* _ABOUT THIS TASK_
The records below need copying. Match each line exactly.

* _THE RECORDS_
_ _ _

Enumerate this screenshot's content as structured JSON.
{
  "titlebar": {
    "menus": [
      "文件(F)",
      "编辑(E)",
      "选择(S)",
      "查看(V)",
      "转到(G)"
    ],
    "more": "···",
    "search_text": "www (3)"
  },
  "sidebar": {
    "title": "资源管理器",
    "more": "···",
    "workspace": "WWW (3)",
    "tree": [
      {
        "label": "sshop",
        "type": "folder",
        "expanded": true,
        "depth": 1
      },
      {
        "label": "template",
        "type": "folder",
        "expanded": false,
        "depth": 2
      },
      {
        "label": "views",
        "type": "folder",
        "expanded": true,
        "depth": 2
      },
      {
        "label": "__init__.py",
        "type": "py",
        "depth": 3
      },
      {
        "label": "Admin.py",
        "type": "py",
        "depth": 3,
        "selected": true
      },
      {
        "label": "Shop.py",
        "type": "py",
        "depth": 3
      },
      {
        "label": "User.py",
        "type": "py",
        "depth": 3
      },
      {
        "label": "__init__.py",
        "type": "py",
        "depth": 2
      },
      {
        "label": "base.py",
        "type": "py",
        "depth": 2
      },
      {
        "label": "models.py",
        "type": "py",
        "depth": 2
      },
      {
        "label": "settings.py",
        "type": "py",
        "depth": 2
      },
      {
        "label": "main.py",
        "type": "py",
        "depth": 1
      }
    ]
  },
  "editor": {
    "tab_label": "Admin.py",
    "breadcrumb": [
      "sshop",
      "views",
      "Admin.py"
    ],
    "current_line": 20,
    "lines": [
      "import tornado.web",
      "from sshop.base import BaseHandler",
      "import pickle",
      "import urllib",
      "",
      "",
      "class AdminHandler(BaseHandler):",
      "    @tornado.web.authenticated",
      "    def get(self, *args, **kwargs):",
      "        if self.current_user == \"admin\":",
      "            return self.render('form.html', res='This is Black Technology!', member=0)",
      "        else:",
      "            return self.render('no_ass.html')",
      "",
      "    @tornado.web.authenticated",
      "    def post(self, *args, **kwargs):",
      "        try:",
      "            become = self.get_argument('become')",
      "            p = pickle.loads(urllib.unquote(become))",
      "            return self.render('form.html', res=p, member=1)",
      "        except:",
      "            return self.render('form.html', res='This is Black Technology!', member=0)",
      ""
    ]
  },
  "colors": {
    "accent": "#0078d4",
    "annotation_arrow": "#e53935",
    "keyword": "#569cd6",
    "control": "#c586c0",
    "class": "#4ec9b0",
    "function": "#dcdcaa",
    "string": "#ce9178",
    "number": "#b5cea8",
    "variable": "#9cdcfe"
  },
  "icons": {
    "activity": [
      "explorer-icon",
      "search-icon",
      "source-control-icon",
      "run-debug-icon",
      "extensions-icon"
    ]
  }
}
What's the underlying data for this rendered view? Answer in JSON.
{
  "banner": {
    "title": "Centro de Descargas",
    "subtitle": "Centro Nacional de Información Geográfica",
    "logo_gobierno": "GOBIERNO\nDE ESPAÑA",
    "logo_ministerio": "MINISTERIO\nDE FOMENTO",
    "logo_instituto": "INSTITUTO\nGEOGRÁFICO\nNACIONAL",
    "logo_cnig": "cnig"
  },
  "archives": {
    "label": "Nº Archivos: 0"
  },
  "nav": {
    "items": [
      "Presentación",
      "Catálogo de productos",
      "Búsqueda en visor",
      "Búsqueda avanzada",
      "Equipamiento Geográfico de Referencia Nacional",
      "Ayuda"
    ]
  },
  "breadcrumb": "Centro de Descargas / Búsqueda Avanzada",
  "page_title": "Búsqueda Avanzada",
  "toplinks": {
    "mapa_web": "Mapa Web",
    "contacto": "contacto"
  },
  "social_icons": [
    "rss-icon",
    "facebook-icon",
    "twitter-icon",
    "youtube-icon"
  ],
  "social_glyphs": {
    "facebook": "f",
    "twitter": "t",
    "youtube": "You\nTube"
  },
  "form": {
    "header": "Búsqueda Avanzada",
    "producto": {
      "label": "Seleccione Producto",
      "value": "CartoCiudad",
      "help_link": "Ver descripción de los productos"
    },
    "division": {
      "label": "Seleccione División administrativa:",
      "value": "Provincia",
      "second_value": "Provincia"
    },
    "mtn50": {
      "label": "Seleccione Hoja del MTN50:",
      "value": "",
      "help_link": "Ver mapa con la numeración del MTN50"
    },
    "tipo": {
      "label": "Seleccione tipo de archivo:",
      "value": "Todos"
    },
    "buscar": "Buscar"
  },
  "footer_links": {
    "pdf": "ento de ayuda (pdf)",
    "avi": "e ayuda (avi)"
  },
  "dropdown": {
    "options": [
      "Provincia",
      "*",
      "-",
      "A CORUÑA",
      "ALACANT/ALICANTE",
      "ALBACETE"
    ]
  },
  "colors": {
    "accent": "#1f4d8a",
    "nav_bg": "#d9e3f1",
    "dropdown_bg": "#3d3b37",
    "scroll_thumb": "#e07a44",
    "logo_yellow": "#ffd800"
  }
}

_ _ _

* _RESPONSE BOX_
Enumerate this screenshot's content as structured JSON.
{
  "titlebar": {
    "menus": [
      "文件(F)",
      "编辑(E)",
      "选择(S)",
      "查看(V)",
      "转到(G)"
    ],
    "more": "···",
    "search_text": "www (3)"
  },
  "sidebar": {
    "title": "资源管理器",
    "more": "···",
    "workspace": "WWW (3)",
    "tree": [
      {
        "label": "sshop",
        "type": "folder",
        "expanded": true,
        "depth": 1
      },
      {
        "label": "template",
        "type": "folder",
        "expanded": false,
        "depth": 2
      },
      {
        "label": "views",
        "type": "folder",
        "expanded": true,
        "depth": 2
      },
      {
        "label": "__init__.py",
        "type": "py",
        "depth": 3
      },
      {
        "label": "Admin.py",
        "type": "py",
        "depth": 3,
        "selected": true
      },
      {
        "label": "Shop.py",
        "type": "py",
        "depth": 3
      },
      {
        "label": "User.py",
        "type": "py",
        "depth": 3
      },
      {
        "label": "__init__.py",
        "type": "py",
        "depth": 2
      },
      {
        "label": "base.py",
        "type": "py",
        "depth": 2
      },
      {
        "label": "models.py",
        "type": "py",
        "depth": 2
      },
      {
        "label": "settings.py",
        "type": "py",
        "depth": 2
      },
      {
        "label": "main.py",
        "type": "py",
        "depth": 1
      }
    ]
  },
  "editor": {
    "tab_label": "Admin.py",
    "breadcrumb": [
      "sshop",
      "views",
      "Admin.py"
    ],
    "current_line": 20,
    "lines": [
      "import tornado.web",
      "from sshop.base import BaseHandler",
      "import pickle",
      "import urllib",
      "",
      "",
      "class AdminHandler(BaseHandler):",
      "    @tornado.web.authenticated",
      "    def get(self, *args, **kwargs):",
      "        if self.current_user == \"admin\":",
      "            return self.render('form.html', res='This is Black Technology!', member=0)",
      "        else:",
      "            return self.render('no_ass.html')",
      "",
      "    @tornado.web.authenticated",
      "    def post(self, *args, **kwargs):",
      "        try:",
      "            become = self.get_argument('become')",
      "            p = pickle.loads(urllib.unquote(become))",
      "            return self.render('form.html', res=p, member=1)",
      "        except:",
      "            return self.render('form.html', res='This is Black Technology!', member=0)",
      ""
    ]
  },
  "colors": {
    "accent": "#0078d4",
    "annotation_arrow": "#e53935",
    "keyword": "#569cd6",
    "control": "#c586c0",
    "class": "#4ec9b0",
    "function": "#dcdcaa",
    "string": "#ce9178",
    "number": "#b5cea8",
    "variable": "#9cdcfe"
  },
  "icons": {
    "activity": [
      "explorer-icon",
      "search-icon",
      "source-control-icon",
      "run-debug-icon",
      "extensions-icon"
    ]
  }
}
What's the underlying data for this rendered view? Answer in JSON.
{
  "banner": {
    "title": "Centro de Descargas",
    "subtitle": "Centro Nacional de Información Geográfica",
    "logo_gobierno": "GOBIERNO\nDE ESPAÑA",
    "logo_ministerio": "MINISTERIO\nDE FOMENTO",
    "logo_instituto": "INSTITUTO\nGEOGRÁFICO\nNACIONAL",
    "logo_cnig": "cnig"
  },
  "archives": {
    "label": "Nº Archivos: 0"
  },
  "nav": {
    "items": [
      "Presentación",
      "Catálogo de productos",
      "Búsqueda en visor",
      "Búsqueda avanzada",
      "Equipamiento Geográfico de Referencia Nacional",
      "Ayuda"
    ]
  },
  "breadcrumb": "Centro de Descargas / Búsqueda Avanzada",
  "page_title": "Búsqueda Avanzada",
  "toplinks": {
    "mapa_web": "Mapa Web",
    "contacto": "contacto"
  },
  "social_icons": [
    "rss-icon",
    "facebook-icon",
    "twitter-icon",
    "youtube-icon"
  ],
  "social_glyphs": {
    "facebook": "f",
    "twitter": "t",
    "youtube": "You\nTube"
  },
  "form": {
    "header": "Búsqueda Avanzada",
    "producto": {
      "label": "Seleccione Producto",
      "value": "CartoCiudad",
      "help_link": "Ver descripción de los productos"
    },
    "division": {
      "label": "Seleccione División administrativa:",
      "value": "Provincia",
      "second_value": "Provincia"
    },
    "mtn50": {
      "label": "Seleccione Hoja del MTN50:",
      "value": "",
      "help_link": "Ver mapa con la numeración del MTN50"
    },
    "tipo": {
      "label": "Seleccione tipo de archivo:",
      "value": "Todos"
    },
    "buscar": "Buscar"
  },
  "footer_links": {
    "pdf": "ento de ayuda (pdf)",
    "avi": "e ayuda (avi)"
  },
  "dropdown": {
    "options": [
      "Provincia",
      "*",
      "-",
      "A CORUÑA",
      "ALACANT/ALICANTE",
      "ALBACETE"
    ]
  },
  "colors": {
    "accent": "#1f4d8a",
    "nav_bg": "#d9e3f1",
    "dropdown_bg": "#3d3b37",
    "scroll_thumb": "#e07a44",
    "logo_yellow": "#ffd800"
  }
}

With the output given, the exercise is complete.